→ TO DO
Pictures stay out, but every line of the data is copied exactly.

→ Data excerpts
>>

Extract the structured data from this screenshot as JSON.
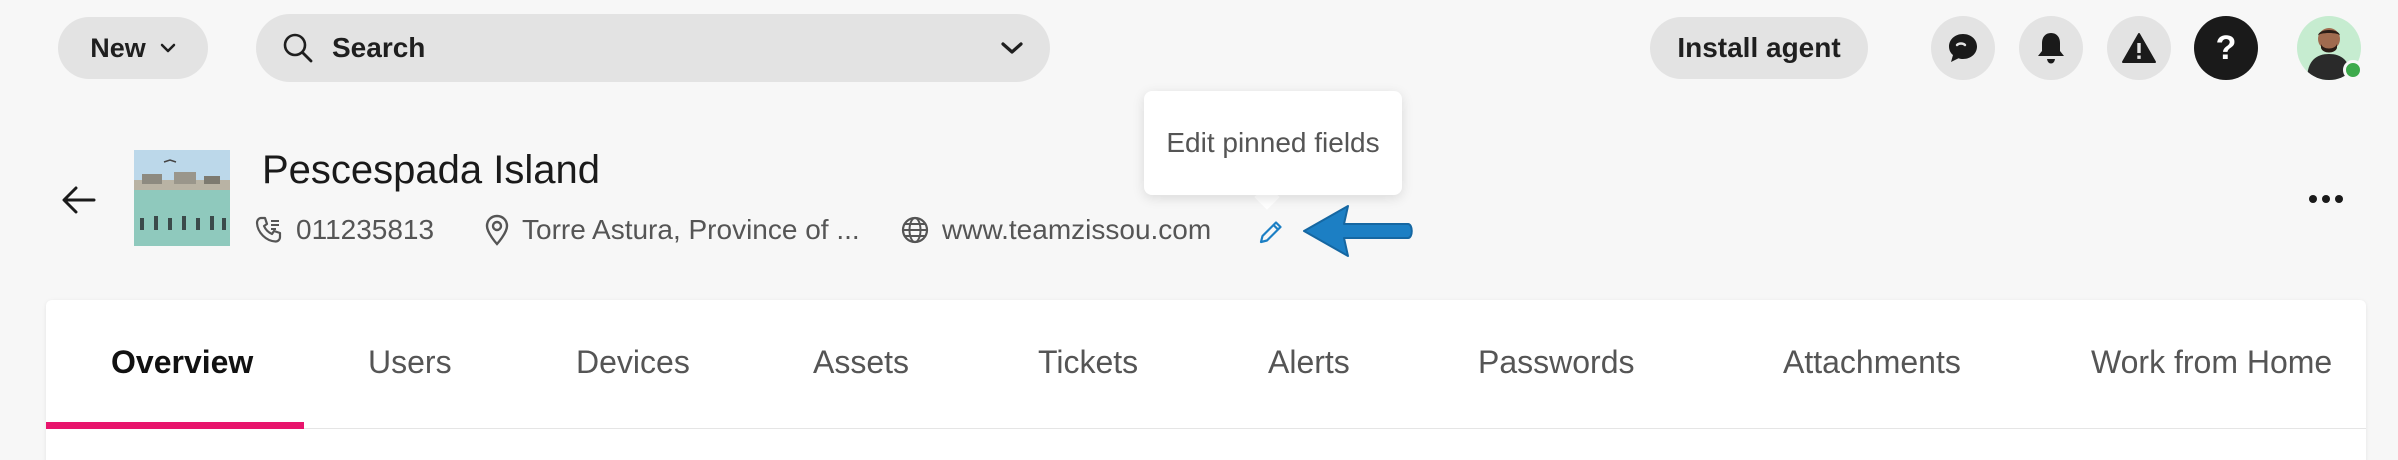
{
  "topbar": {
    "new_label": "New",
    "search_label": "Search",
    "install_label": "Install agent",
    "help_label": "?"
  },
  "tooltip": {
    "text": "Edit pinned fields"
  },
  "header": {
    "title": "Pescespada Island",
    "phone": "011235813",
    "location": "Torre Astura, Province of ...",
    "website": "www.teamzissou.com"
  },
  "tabs": [
    {
      "label": "Overview"
    },
    {
      "label": "Users"
    },
    {
      "label": "Devices"
    },
    {
      "label": "Assets"
    },
    {
      "label": "Tickets"
    },
    {
      "label": "Alerts"
    },
    {
      "label": "Passwords"
    },
    {
      "label": "Attachments"
    },
    {
      "label": "Work from Home"
    }
  ],
  "colors": {
    "active_tab_indicator": "#e8146c",
    "arrow_callout": "#1c7fc4",
    "online_status": "#3daa4c"
  }
}
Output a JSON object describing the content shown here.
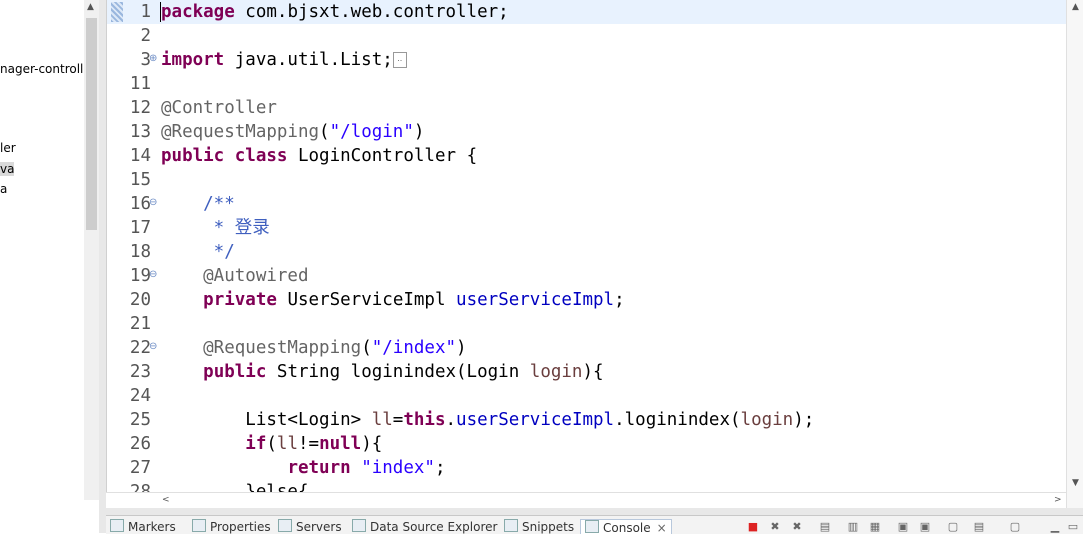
{
  "explorer": {
    "items": [
      {
        "label": "nager-controlle"
      },
      {
        "label": "ler"
      },
      {
        "label": "va"
      },
      {
        "label": "a"
      }
    ]
  },
  "editor": {
    "lines": [
      {
        "num": "1",
        "tokens": [
          {
            "t": "package",
            "c": "kw"
          },
          {
            "t": " com.bjsxt.web.controller;",
            "c": ""
          }
        ]
      },
      {
        "num": "2",
        "tokens": []
      },
      {
        "num": "3",
        "tokens": [
          {
            "t": "import",
            "c": "kw"
          },
          {
            "t": " java.util.List;",
            "c": ""
          }
        ]
      },
      {
        "num": "11",
        "tokens": []
      },
      {
        "num": "12",
        "tokens": [
          {
            "t": "@Controller",
            "c": "ann"
          }
        ]
      },
      {
        "num": "13",
        "tokens": [
          {
            "t": "@RequestMapping",
            "c": "ann"
          },
          {
            "t": "(",
            "c": ""
          },
          {
            "t": "\"/login\"",
            "c": "str"
          },
          {
            "t": ")",
            "c": ""
          }
        ]
      },
      {
        "num": "14",
        "tokens": [
          {
            "t": "public",
            "c": "kw"
          },
          {
            "t": " ",
            "c": ""
          },
          {
            "t": "class",
            "c": "kw"
          },
          {
            "t": " LoginController {",
            "c": ""
          }
        ]
      },
      {
        "num": "15",
        "tokens": []
      },
      {
        "num": "16",
        "tokens": [
          {
            "t": "    /**",
            "c": "cmt"
          }
        ]
      },
      {
        "num": "17",
        "tokens": [
          {
            "t": "     * 登录",
            "c": "cmt"
          }
        ]
      },
      {
        "num": "18",
        "tokens": [
          {
            "t": "     */",
            "c": "cmt"
          }
        ]
      },
      {
        "num": "19",
        "tokens": [
          {
            "t": "    @Autowired",
            "c": "ann"
          }
        ]
      },
      {
        "num": "20",
        "tokens": [
          {
            "t": "    ",
            "c": ""
          },
          {
            "t": "private",
            "c": "kw"
          },
          {
            "t": " UserServiceImpl ",
            "c": ""
          },
          {
            "t": "userServiceImpl",
            "c": "fld"
          },
          {
            "t": ";",
            "c": ""
          }
        ]
      },
      {
        "num": "21",
        "tokens": []
      },
      {
        "num": "22",
        "tokens": [
          {
            "t": "    @RequestMapping",
            "c": "ann"
          },
          {
            "t": "(",
            "c": ""
          },
          {
            "t": "\"/index\"",
            "c": "str"
          },
          {
            "t": ")",
            "c": ""
          }
        ]
      },
      {
        "num": "23",
        "tokens": [
          {
            "t": "    ",
            "c": ""
          },
          {
            "t": "public",
            "c": "kw"
          },
          {
            "t": " String loginindex(Login ",
            "c": ""
          },
          {
            "t": "login",
            "c": "prm"
          },
          {
            "t": "){",
            "c": ""
          }
        ]
      },
      {
        "num": "24",
        "tokens": []
      },
      {
        "num": "25",
        "tokens": [
          {
            "t": "        List<Login> ",
            "c": ""
          },
          {
            "t": "ll",
            "c": "prm"
          },
          {
            "t": "=",
            "c": ""
          },
          {
            "t": "this",
            "c": "kw"
          },
          {
            "t": ".",
            "c": ""
          },
          {
            "t": "userServiceImpl",
            "c": "fld"
          },
          {
            "t": ".loginindex(",
            "c": ""
          },
          {
            "t": "login",
            "c": "prm"
          },
          {
            "t": ");",
            "c": ""
          }
        ]
      },
      {
        "num": "26",
        "tokens": [
          {
            "t": "        ",
            "c": ""
          },
          {
            "t": "if",
            "c": "kw"
          },
          {
            "t": "(",
            "c": ""
          },
          {
            "t": "ll",
            "c": "prm"
          },
          {
            "t": "!=",
            "c": ""
          },
          {
            "t": "null",
            "c": "kw"
          },
          {
            "t": "){",
            "c": ""
          }
        ]
      },
      {
        "num": "27",
        "tokens": [
          {
            "t": "            ",
            "c": ""
          },
          {
            "t": "return",
            "c": "kw"
          },
          {
            "t": " ",
            "c": ""
          },
          {
            "t": "\"index\"",
            "c": "str"
          },
          {
            "t": ";",
            "c": ""
          }
        ]
      },
      {
        "num": "28",
        "tokens": [
          {
            "t": "        }else{",
            "c": ""
          }
        ]
      }
    ]
  },
  "bottom_tabs": [
    {
      "label": "Markers",
      "icon": "markers-icon"
    },
    {
      "label": "Properties",
      "icon": "properties-icon"
    },
    {
      "label": "Servers",
      "icon": "servers-icon"
    },
    {
      "label": "Data Source Explorer",
      "icon": "data-source-icon"
    },
    {
      "label": "Snippets",
      "icon": "snippets-icon"
    },
    {
      "label": "Console",
      "icon": "console-icon",
      "active": true
    }
  ],
  "console_close": "×"
}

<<

→ RESULT
Extract the structured data from this screenshot as JSON.
{
  "topbar": {
    "new_label": "New",
    "search_label": "Search",
    "install_label": "Install agent",
    "help_label": "?"
  },
  "tooltip": {
    "text": "Edit pinned fields"
  },
  "header": {
    "title": "Pescespada Island",
    "phone": "011235813",
    "location": "Torre Astura, Province of ...",
    "website": "www.teamzissou.com"
  },
  "tabs": [
    {
      "label": "Overview"
    },
    {
      "label": "Users"
    },
    {
      "label": "Devices"
    },
    {
      "label": "Assets"
    },
    {
      "label": "Tickets"
    },
    {
      "label": "Alerts"
    },
    {
      "label": "Passwords"
    },
    {
      "label": "Attachments"
    },
    {
      "label": "Work from Home"
    }
  ],
  "colors": {
    "active_tab_indicator": "#e8146c",
    "arrow_callout": "#1c7fc4",
    "online_status": "#3daa4c"
  }
}
Output a JSON object describing the content shown here.
{
  "explorer": {
    "items": [
      {
        "label": "nager-controlle"
      },
      {
        "label": "ler"
      },
      {
        "label": "va"
      },
      {
        "label": "a"
      }
    ]
  },
  "editor": {
    "lines": [
      {
        "num": "1",
        "tokens": [
          {
            "t": "package",
            "c": "kw"
          },
          {
            "t": " com.bjsxt.web.controller;",
            "c": ""
          }
        ]
      },
      {
        "num": "2",
        "tokens": []
      },
      {
        "num": "3",
        "tokens": [
          {
            "t": "import",
            "c": "kw"
          },
          {
            "t": " java.util.List;",
            "c": ""
          }
        ]
      },
      {
        "num": "11",
        "tokens": []
      },
      {
        "num": "12",
        "tokens": [
          {
            "t": "@Controller",
            "c": "ann"
          }
        ]
      },
      {
        "num": "13",
        "tokens": [
          {
            "t": "@RequestMapping",
            "c": "ann"
          },
          {
            "t": "(",
            "c": ""
          },
          {
            "t": "\"/login\"",
            "c": "str"
          },
          {
            "t": ")",
            "c": ""
          }
        ]
      },
      {
        "num": "14",
        "tokens": [
          {
            "t": "public",
            "c": "kw"
          },
          {
            "t": " ",
            "c": ""
          },
          {
            "t": "class",
            "c": "kw"
          },
          {
            "t": " LoginController {",
            "c": ""
          }
        ]
      },
      {
        "num": "15",
        "tokens": []
      },
      {
        "num": "16",
        "tokens": [
          {
            "t": "    /**",
            "c": "cmt"
          }
        ]
      },
      {
        "num": "17",
        "tokens": [
          {
            "t": "     * 登录",
            "c": "cmt"
          }
        ]
      },
      {
        "num": "18",
        "tokens": [
          {
            "t": "     */",
            "c": "cmt"
          }
        ]
      },
      {
        "num": "19",
        "tokens": [
          {
            "t": "    @Autowired",
            "c": "ann"
          }
        ]
      },
      {
        "num": "20",
        "tokens": [
          {
            "t": "    ",
            "c": ""
          },
          {
            "t": "private",
            "c": "kw"
          },
          {
            "t": " UserServiceImpl ",
            "c": ""
          },
          {
            "t": "userServiceImpl",
            "c": "fld"
          },
          {
            "t": ";",
            "c": ""
          }
        ]
      },
      {
        "num": "21",
        "tokens": []
      },
      {
        "num": "22",
        "tokens": [
          {
            "t": "    @RequestMapping",
            "c": "ann"
          },
          {
            "t": "(",
            "c": ""
          },
          {
            "t": "\"/index\"",
            "c": "str"
          },
          {
            "t": ")",
            "c": ""
          }
        ]
      },
      {
        "num": "23",
        "tokens": [
          {
            "t": "    ",
            "c": ""
          },
          {
            "t": "public",
            "c": "kw"
          },
          {
            "t": " String loginindex(Login ",
            "c": ""
          },
          {
            "t": "login",
            "c": "prm"
          },
          {
            "t": "){",
            "c": ""
          }
        ]
      },
      {
        "num": "24",
        "tokens": []
      },
      {
        "num": "25",
        "tokens": [
          {
            "t": "        List<Login> ",
            "c": ""
          },
          {
            "t": "ll",
            "c": "prm"
          },
          {
            "t": "=",
            "c": ""
          },
          {
            "t": "this",
            "c": "kw"
          },
          {
            "t": ".",
            "c": ""
          },
          {
            "t": "userServiceImpl",
            "c": "fld"
          },
          {
            "t": ".loginindex(",
            "c": ""
          },
          {
            "t": "login",
            "c": "prm"
          },
          {
            "t": ");",
            "c": ""
          }
        ]
      },
      {
        "num": "26",
        "tokens": [
          {
            "t": "        ",
            "c": ""
          },
          {
            "t": "if",
            "c": "kw"
          },
          {
            "t": "(",
            "c": ""
          },
          {
            "t": "ll",
            "c": "prm"
          },
          {
            "t": "!=",
            "c": ""
          },
          {
            "t": "null",
            "c": "kw"
          },
          {
            "t": "){",
            "c": ""
          }
        ]
      },
      {
        "num": "27",
        "tokens": [
          {
            "t": "            ",
            "c": ""
          },
          {
            "t": "return",
            "c": "kw"
          },
          {
            "t": " ",
            "c": ""
          },
          {
            "t": "\"index\"",
            "c": "str"
          },
          {
            "t": ";",
            "c": ""
          }
        ]
      },
      {
        "num": "28",
        "tokens": [
          {
            "t": "        }else{",
            "c": ""
          }
        ]
      }
    ]
  },
  "bottom_tabs": [
    {
      "label": "Markers",
      "icon": "markers-icon"
    },
    {
      "label": "Properties",
      "icon": "properties-icon"
    },
    {
      "label": "Servers",
      "icon": "servers-icon"
    },
    {
      "label": "Data Source Explorer",
      "icon": "data-source-icon"
    },
    {
      "label": "Snippets",
      "icon": "snippets-icon"
    },
    {
      "label": "Console",
      "icon": "console-icon",
      "active": true
    }
  ],
  "console_close": "×"
}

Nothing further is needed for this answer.